* ACTIVITY: As you look over the data below, please find each line where the word "JSON" appears, then copy it.
[SUPPLIED MATERIAL Boundary: Start]
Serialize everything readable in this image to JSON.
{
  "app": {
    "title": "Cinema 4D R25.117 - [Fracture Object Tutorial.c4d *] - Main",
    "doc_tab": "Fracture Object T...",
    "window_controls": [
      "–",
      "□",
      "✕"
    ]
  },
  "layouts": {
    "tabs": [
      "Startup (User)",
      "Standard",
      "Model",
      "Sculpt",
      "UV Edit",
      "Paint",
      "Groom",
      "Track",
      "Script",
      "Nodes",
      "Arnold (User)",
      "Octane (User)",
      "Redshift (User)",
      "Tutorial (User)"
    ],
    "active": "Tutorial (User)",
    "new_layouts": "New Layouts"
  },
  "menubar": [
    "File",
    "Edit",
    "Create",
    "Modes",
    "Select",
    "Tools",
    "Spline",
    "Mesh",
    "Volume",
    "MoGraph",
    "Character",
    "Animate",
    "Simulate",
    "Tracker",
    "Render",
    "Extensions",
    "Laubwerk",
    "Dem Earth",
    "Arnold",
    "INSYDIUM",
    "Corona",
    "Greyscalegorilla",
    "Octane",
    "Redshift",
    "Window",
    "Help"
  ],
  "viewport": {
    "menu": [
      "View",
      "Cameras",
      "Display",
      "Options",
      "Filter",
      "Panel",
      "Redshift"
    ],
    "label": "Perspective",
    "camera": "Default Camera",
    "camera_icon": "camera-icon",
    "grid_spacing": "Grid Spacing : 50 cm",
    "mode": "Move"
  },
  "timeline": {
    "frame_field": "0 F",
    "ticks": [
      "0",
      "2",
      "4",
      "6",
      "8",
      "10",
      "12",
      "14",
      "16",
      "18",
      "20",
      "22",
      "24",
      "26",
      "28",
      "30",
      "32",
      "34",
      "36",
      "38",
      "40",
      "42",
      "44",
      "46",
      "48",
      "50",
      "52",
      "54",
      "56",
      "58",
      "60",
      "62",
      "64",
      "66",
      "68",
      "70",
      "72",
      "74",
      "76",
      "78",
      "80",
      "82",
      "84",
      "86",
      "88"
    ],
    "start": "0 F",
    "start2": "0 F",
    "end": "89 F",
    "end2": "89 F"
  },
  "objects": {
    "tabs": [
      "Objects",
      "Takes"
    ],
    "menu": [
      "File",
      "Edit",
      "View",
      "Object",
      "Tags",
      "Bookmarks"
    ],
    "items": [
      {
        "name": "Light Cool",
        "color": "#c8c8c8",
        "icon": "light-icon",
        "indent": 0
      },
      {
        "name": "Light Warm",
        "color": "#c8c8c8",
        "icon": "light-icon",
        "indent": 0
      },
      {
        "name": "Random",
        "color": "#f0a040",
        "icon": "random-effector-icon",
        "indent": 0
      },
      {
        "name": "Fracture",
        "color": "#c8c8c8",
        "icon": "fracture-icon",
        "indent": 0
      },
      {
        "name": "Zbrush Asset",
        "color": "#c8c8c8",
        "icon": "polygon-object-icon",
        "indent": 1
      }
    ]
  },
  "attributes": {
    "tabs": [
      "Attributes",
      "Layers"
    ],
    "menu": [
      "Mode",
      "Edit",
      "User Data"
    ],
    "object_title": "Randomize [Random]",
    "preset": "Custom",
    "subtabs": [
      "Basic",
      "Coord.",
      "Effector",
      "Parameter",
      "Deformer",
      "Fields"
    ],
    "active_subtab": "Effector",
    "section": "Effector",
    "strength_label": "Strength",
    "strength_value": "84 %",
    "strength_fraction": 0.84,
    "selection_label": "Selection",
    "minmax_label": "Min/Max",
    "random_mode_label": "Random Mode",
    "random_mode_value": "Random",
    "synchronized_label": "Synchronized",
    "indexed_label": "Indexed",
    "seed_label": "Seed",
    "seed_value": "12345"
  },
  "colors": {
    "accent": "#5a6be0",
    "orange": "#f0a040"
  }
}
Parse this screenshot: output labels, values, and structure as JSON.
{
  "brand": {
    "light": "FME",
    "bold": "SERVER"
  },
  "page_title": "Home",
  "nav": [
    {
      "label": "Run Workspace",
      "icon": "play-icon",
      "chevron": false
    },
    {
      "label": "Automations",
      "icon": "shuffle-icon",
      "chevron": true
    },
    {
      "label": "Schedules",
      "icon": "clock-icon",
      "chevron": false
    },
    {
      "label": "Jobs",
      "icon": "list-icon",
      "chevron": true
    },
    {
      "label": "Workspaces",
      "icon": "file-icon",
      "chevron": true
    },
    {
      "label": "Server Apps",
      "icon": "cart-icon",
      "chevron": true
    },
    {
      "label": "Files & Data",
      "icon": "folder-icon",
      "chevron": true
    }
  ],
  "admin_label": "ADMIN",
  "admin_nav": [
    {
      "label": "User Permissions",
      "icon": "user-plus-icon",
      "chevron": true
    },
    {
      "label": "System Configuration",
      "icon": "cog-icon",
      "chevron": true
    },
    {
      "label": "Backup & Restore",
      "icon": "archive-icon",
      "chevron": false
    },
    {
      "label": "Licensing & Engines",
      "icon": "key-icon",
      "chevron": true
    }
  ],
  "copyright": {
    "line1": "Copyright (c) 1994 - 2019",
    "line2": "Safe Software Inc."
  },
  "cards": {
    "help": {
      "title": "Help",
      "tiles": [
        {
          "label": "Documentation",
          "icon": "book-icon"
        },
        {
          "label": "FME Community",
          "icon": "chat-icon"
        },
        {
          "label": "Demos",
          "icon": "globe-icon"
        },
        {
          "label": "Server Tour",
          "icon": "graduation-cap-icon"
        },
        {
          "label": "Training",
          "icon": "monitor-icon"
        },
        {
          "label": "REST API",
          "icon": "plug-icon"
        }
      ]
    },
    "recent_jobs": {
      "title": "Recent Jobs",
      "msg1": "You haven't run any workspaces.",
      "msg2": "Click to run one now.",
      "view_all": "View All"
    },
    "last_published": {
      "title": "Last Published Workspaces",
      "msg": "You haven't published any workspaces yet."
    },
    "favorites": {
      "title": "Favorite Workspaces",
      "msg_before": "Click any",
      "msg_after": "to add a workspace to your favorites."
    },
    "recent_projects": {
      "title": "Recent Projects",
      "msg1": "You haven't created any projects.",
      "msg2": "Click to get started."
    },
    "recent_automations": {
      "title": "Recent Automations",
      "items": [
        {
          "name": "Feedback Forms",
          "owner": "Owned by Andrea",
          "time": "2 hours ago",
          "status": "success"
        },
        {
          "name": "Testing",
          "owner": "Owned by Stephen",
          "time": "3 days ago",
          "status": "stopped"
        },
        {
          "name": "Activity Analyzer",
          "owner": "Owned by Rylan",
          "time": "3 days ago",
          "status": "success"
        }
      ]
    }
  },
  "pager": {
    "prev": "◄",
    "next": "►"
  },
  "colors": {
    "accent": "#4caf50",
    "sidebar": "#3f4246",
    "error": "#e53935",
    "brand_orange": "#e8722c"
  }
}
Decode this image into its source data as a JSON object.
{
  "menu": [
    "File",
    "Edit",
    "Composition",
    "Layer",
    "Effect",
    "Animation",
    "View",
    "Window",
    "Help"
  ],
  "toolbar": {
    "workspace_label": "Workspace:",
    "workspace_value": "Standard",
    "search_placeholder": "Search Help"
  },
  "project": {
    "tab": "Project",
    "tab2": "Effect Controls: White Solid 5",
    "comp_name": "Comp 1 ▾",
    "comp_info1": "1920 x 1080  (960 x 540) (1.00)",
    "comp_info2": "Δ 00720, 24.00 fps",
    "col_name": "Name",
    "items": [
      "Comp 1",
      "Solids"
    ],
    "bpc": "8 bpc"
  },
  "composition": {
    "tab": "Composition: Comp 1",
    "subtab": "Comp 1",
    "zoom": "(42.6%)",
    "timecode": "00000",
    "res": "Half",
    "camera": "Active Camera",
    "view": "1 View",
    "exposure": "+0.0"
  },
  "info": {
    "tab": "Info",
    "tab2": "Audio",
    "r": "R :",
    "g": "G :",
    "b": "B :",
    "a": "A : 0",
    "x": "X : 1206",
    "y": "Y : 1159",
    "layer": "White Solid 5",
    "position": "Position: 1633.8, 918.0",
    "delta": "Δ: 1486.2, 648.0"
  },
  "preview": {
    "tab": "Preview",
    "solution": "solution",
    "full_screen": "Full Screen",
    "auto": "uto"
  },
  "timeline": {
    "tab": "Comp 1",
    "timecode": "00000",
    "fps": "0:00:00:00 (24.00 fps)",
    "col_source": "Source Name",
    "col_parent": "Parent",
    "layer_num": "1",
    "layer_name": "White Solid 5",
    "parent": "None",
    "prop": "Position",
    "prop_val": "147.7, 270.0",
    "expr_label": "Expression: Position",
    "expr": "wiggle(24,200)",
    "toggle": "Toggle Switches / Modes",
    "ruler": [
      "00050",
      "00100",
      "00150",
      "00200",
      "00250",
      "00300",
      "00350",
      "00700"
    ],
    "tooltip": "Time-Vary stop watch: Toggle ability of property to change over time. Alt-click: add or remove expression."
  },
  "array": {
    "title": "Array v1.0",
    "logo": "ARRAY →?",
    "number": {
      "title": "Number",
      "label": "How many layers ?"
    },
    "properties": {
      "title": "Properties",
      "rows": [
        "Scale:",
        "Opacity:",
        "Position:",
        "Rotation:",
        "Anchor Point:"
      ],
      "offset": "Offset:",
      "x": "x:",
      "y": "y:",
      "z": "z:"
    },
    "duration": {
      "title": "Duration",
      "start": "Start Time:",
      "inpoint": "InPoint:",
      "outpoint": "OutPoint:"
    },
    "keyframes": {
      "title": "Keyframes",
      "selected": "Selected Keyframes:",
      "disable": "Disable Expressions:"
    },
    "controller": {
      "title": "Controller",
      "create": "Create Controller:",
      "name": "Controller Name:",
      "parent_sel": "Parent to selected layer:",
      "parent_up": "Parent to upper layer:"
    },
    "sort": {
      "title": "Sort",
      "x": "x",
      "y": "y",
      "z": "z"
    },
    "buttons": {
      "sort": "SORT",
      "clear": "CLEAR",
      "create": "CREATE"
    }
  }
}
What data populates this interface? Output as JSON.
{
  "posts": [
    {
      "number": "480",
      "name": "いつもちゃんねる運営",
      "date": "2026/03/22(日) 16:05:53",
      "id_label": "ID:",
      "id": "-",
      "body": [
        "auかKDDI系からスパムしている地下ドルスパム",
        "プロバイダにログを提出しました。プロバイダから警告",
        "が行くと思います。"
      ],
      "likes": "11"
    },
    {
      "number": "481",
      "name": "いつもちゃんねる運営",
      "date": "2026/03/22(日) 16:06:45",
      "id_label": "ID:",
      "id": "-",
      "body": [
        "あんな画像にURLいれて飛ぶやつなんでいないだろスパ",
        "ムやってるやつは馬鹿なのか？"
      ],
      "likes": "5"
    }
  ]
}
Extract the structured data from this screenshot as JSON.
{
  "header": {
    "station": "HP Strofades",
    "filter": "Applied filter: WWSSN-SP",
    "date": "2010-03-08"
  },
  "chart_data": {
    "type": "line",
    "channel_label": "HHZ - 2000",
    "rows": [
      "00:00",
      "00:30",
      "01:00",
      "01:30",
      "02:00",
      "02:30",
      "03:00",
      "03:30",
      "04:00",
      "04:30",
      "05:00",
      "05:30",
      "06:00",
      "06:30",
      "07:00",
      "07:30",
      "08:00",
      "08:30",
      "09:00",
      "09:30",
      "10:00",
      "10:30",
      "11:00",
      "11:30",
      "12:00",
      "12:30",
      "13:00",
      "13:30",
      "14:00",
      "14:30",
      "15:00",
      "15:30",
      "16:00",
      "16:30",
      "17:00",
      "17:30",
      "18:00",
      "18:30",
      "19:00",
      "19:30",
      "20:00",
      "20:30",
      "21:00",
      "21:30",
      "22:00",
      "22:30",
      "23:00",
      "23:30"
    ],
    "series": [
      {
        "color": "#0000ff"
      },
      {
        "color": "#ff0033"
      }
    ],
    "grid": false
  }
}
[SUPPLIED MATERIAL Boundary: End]
* WRITTEN RESPONSE:
Serialize everything readable in this image to JSON.
Parse this screenshot: output labels, values, and structure as JSON.
Decode this image into its source data as a JSON object.
What data populates this interface? Output as JSON.
Extract the structured data from this screenshot as JSON.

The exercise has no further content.